RACP releases new position statement to tackle obesity
Doctors have warned that the obesity health crisis is increasing chronic diseases like diabetes and stronger preventative action is needed especially with children and young people.
The prevalence of obesity has increased rapidly in Australia and New Zealand with rates effectively doubling for adults and children between 1980 and 2013.
Discussing a new position statement during the 2018 Royal Australasian College of Physicians (RACP) Congress, doctors said children are developing obesity-related comorbidities earlier in life.
“This dramatic increase means that long-term conditions like type 2 diabetes, musculoskeletal disorders and sleep apnoea are occurring younger and younger. These conditions usually flow over into adulthood creating life-long burdens and shorter life expectancies,” said Professor Boyd Swinburn who led the position statement.
In the new obesity position statement, the RACP calls for the Federal Government in Australia and the New Zealand government to make obesity prevention and treatment an urgent priority.
Health experts agree that there are several key actions that governments can take to address the obesity crisis. This includes:
- Introducing a comprehensive national obesity prevention strategy;
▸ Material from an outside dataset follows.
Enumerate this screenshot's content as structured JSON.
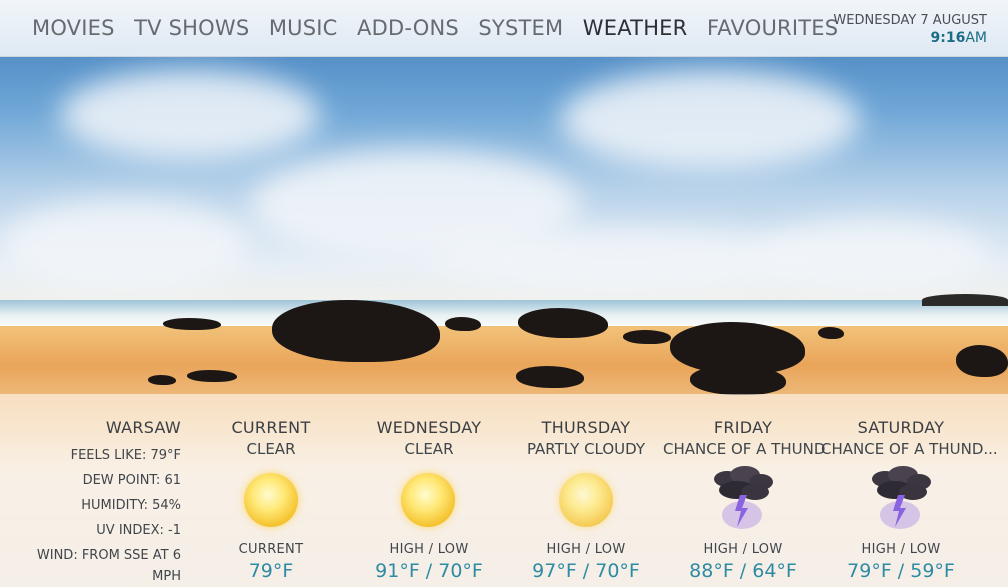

- Implementing an effective tax on sugar-sweetened beverages to reduce consumption –using the revenue to fund initiatives that encourage healthy diets and physical activity;
- Restricting the marketing of unhealthy foods and beverages to children and young people;
- Revising the Health Star Rating system’s nutrient profiling algorithm to give stronger weight to sugar content and making it mandatory by 2019; and
- Improving equitable access to weight-loss surgery for patients with severe obesity.
The RACP statement also acknowledges the high level of weight bias in society, including within health systems and proposes ways to reduce this through its continuing education programs with physicians.
“We need to recognise obesity as a systemic and societal problem. It’s not simply a matter of personal choice and responsibility as it is often framed,” said Professor Swinburn.
“The underlying drivers of the obesity health crisis are the political, commercial, economic, and social systems that create the ‘obesogenic environment’ which promote the unhealthy weight gain.
“The food and beverage industry continues to advertise unhealthy foods and sugar-sweetened beverages in a way that directly targets children and adolescents and it’s clear that governments are not adequately regulating these marketing activities.
“Even the food environments in many schools and early childhood settings are creating unhealthy children. Governments only need to look at the recommendations from the World Health Organisation to find the cost-effective strategies to reduce childhood obesity.”
(Source: Royal Australasian College of Physicians)